It’s all fine and well having a budget on paper but if you’re not controlling the costs accordingly, you’re wasting time and putting your NFP at financial risk. You want to spend less than what’s coming in but it gets harder to do that when you have fixed overheads and employees on your payroll. Your business plan keeps you on track but you need to do regular check-ins to stay on top of the details.

It’s important to streamline your spending costs but going overboard with cost-cutting can be detrimental to your fundraising efforts. You should minimise wastage without compromising your NFP’s core purpose. Striking a balance is vital for financial sustainability.

Controlling costs happens almost daily and isn’t a one-size-fits-all approach. 

5. How Diversified is Your Funding Portfolio?

Diversifying your funding sources is better than focusing on one donor to support your NFP activities. A diversified funding portfolio means you have money coming in from a variety of sources, which safeguards your income should a supporter pull out or face financial difficulties.

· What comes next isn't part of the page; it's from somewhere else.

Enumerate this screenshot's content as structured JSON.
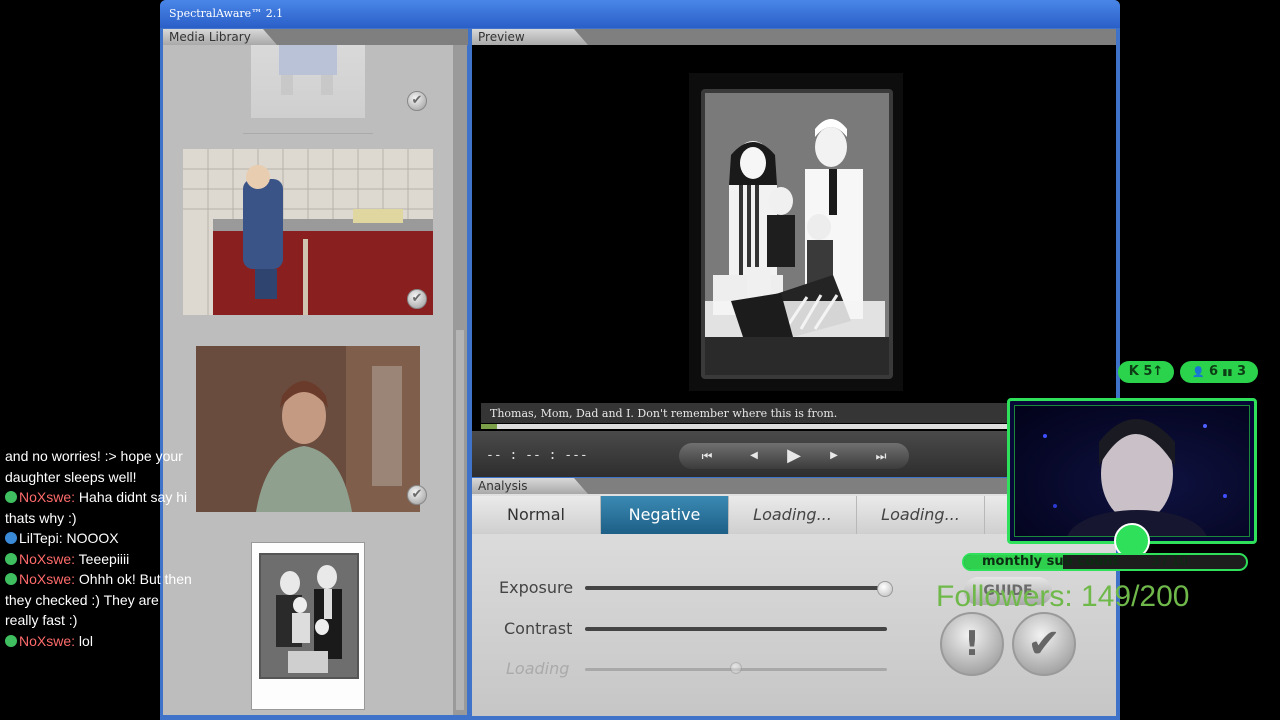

The general rule of thumb is to not expect more than 20% of your funding to come from a single source. In other words, don’t put all your eggs in one basket!

Final Thoughts

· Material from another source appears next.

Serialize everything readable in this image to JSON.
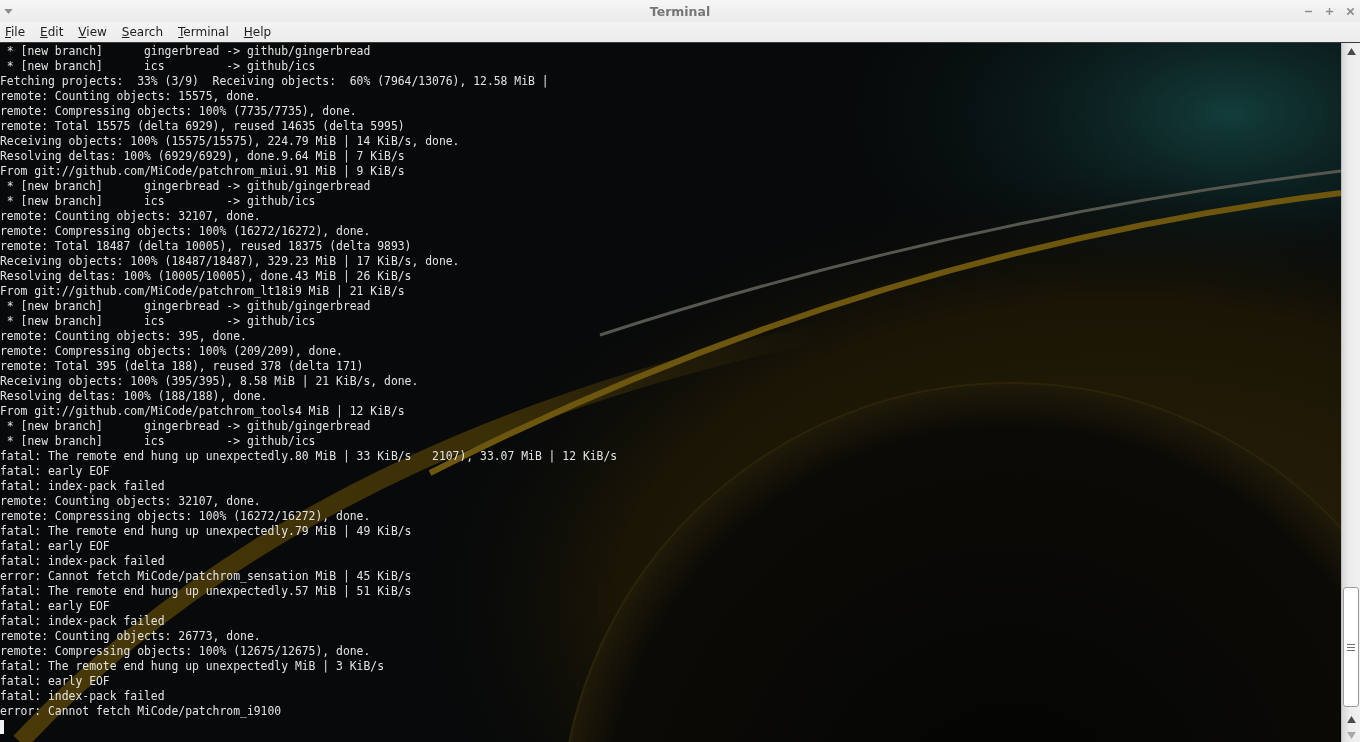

Starting a NFP takes hard work, passion and financial acumen. The sustainability of your NFP relies on resilience but it also needs sufficient funding to meet the objectives and activities of your operation. 

Understanding financial aspects such as tax concession is vital for the success of your NFP, so consulting professionals is a smart strategy. Working with financial experts in the industry helps to maintain the integrity of your NFP and they can support you in providing advice and managing your money. From commercial lending facilities to public liability insurance, partnering with experts will keep your NFP financially sustainable for years to come.